The first congressional Republican to go Libertarian in presidential endorsements told MSNBC this morning that he chose Gary Johnson because he’s anti-Donald Trump but “the Democratic alternative is equally unworthy of walking into the Oval Office and being called ‘madam president.'”
Rep. Scott Rigell (R-Va.), a member of the bipartisan Problem Solvers Caucus, announced in January that he would not seek re-election, telling constituents he had accomplished his goal of being a “driving force that has reduced discretionary spending.” The Marine Corps veteran was elected in 2010.
“Regardless of which party is in control, reducing spending is tough to do and I’m proud of the progress we made on that front,” he said then.
Rigell said in March that he wasn’t supporting Trump; it wasn’t until he supported the Libertarian nominee that he was automatically booted from the Republican Party of Virginia Beach.

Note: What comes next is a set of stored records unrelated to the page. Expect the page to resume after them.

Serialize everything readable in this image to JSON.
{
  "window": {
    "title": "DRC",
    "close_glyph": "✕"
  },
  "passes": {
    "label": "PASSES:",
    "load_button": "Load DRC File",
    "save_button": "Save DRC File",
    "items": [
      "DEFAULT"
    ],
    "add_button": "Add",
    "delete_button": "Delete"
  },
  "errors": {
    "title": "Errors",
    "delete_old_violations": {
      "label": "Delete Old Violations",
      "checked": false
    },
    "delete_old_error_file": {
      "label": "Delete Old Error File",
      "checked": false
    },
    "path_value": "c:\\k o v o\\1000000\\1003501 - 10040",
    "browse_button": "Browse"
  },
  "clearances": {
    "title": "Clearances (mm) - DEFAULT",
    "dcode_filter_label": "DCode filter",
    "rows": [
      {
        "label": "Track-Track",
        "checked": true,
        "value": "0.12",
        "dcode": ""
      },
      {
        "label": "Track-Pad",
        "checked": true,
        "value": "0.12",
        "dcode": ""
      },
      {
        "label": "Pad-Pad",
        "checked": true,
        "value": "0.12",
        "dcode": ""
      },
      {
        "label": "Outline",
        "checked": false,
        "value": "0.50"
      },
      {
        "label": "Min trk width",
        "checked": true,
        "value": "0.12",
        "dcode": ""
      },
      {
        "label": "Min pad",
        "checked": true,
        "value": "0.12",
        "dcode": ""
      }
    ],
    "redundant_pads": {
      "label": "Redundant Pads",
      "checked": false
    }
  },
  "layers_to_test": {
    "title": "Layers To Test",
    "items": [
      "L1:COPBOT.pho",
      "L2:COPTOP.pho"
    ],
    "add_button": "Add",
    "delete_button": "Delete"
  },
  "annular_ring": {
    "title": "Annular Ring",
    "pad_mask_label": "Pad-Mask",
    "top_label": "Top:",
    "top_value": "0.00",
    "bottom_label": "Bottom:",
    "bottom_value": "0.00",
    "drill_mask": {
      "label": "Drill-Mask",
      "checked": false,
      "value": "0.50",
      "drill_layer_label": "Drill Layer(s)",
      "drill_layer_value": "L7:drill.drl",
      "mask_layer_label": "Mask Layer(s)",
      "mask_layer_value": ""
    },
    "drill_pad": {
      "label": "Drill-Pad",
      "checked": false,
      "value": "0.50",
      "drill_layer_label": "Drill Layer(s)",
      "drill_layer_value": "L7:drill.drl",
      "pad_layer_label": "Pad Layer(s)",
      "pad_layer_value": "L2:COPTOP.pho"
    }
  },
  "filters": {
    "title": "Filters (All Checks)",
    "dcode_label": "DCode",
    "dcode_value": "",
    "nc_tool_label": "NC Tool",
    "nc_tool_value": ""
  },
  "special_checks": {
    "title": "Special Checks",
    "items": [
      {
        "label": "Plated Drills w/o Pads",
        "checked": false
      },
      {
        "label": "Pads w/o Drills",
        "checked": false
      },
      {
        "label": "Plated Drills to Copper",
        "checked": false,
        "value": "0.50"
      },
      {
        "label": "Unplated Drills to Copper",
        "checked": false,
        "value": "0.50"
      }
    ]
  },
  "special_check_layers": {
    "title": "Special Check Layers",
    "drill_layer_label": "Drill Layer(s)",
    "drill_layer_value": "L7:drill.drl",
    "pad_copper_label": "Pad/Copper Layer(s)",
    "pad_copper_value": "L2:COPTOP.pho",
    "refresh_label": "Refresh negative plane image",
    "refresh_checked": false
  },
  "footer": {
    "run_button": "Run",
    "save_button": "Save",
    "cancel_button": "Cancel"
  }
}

“I didn’t expect to find myself in this position. I’m 56 years old and to have pivoted from my lifelong commitment to Republican candidates all throughout my adult life and now supporting Gary Johnson proudly as a Libertarian,” Rigell said today. “I do so because the nominee for our party, the Republican nominee, I am just convinced is just so lacking in judgment and temperament and in character that I think he really represents a true risk to our country. And I cannot not in good conscience support him. I’ve been clear about this.”
The congressman noted that he was “like so many Americans, so many Americans, just caught in this tension between these two difficult, unworthy candidates, and so going toward the Libertarian is the right thing to do.”

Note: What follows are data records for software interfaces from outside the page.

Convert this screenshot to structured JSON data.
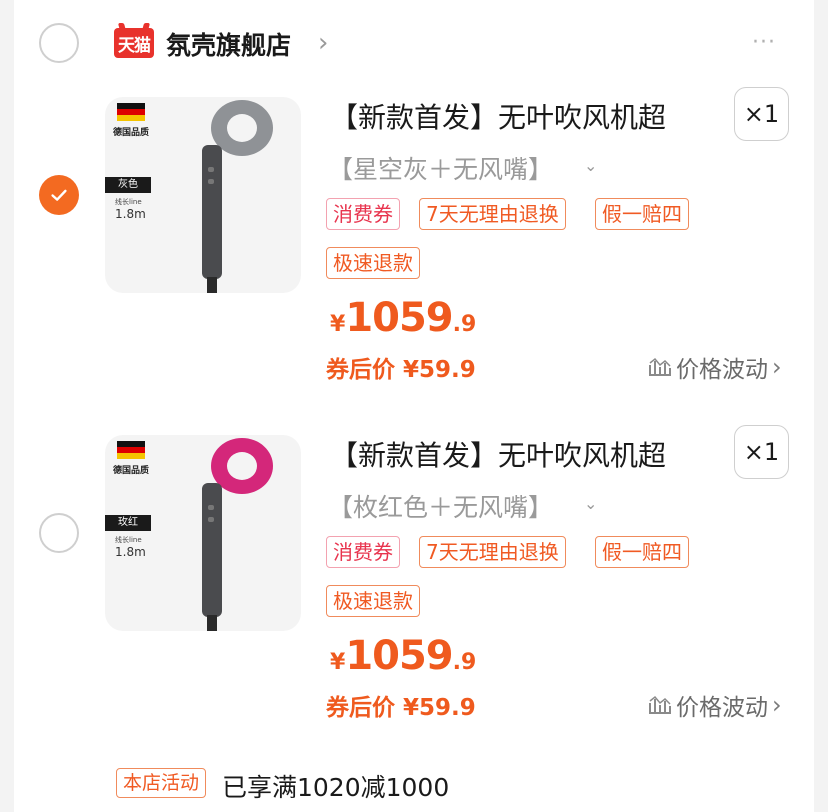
{
  "shop": {
    "logo_text": "天猫",
    "name": "氛壳旗舰店",
    "more": "···"
  },
  "products": [
    {
      "selected": true,
      "image": {
        "origin_label": "德国品质",
        "color_tag": "灰色",
        "cable_label": "线长line",
        "cable_length": "1.8m",
        "dryer_color": "#8f9296"
      },
      "title": "【新款首发】无叶吹风机超",
      "quantity": "×1",
      "sku": "【星空灰＋无风嘴】",
      "tags": [
        "消费券",
        "7天无理由退换",
        "假一赔四",
        "极速退款"
      ],
      "price": {
        "currency": "¥",
        "integer": "1059",
        "decimal": ".9"
      },
      "coupon_price": "券后价 ¥59.9",
      "trend_label": "价格波动"
    },
    {
      "selected": false,
      "image": {
        "origin_label": "德国品质",
        "color_tag": "玫红",
        "cable_label": "线长line",
        "cable_length": "1.8m",
        "dryer_color": "#d4277a"
      },
      "title": "【新款首发】无叶吹风机超",
      "quantity": "×1",
      "sku": "【枚红色＋无风嘴】",
      "tags": [
        "消费券",
        "7天无理由退换",
        "假一赔四",
        "极速退款"
      ],
      "price": {
        "currency": "¥",
        "integer": "1059",
        "decimal": ".9"
      },
      "coupon_price": "券后价 ¥59.9",
      "trend_label": "价格波动"
    }
  ],
  "promo": {
    "badge": "本店活动",
    "text": "已享满1020减1000"
  },
  "colors": {
    "accent": "#f36a21",
    "price": "#ef5a1e",
    "tmall_red": "#e8322c"
  }
}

Asked about House Speaker Paul Ryan’s (R-Wis.) continued support of Trump, Rigell stressed that Ryan is a friend but “this is a matter where each American has to be true to conscience.”
“And I’ve wrestled with this greatly. And I think the facts are clearly in the case that elevating Donald Trump to the highest office in the land would be a serious mistake and one that would have, I believe, devastating consequences for our country and our children and grandchildren down the road,” he said. “And I can’t be a part of that.”
“I do think it’s a poor decision. I think our party has made a terrible mistake in elevating Donald Trump. I don’t hold him in high regard in terms of his business acumen. And I am a businessman. And as it relates to his core values, I do not understand what he truly believes. He’s all over the map. I think he has a kind of utilitarian approach to decision making. That is whatever someone in front of him wants to hear or whatever’s on the top of his mind he says.”
Rigell acknowledged “there’s a fidelity that comes with being part of leadership of a party,” but “each member, each man and each woman, has to wrestle with this.”
“These decisions have serious ramifications for those who are in office or seeking office,” he said. “I think the whole nation is stunned that we’re here.”
Johnson, the former New Mexico governor, tweeted that he was “proud & grateful to have
@RepScottRigell’s support,” adding the hashtag “ #courage.”
Trump hasn’t acknowledged Rigell’s party break, but tweeted endorsements from other members of Congress including Rep. Steven Palazzo (R-Miss.).
“Donald Trump is putting out real solutions for our economy while Hillary is looking to strangle it,” Palazzo wrote Monday on his Facebook page. “As Trump said today, it’s not that hard — cut taxes, cut red tape, and grow our economy. I’ve been saying this for years. Democrats just don’t believe in free enterprise. Donald Trump does, and more importantly, he will get it done.”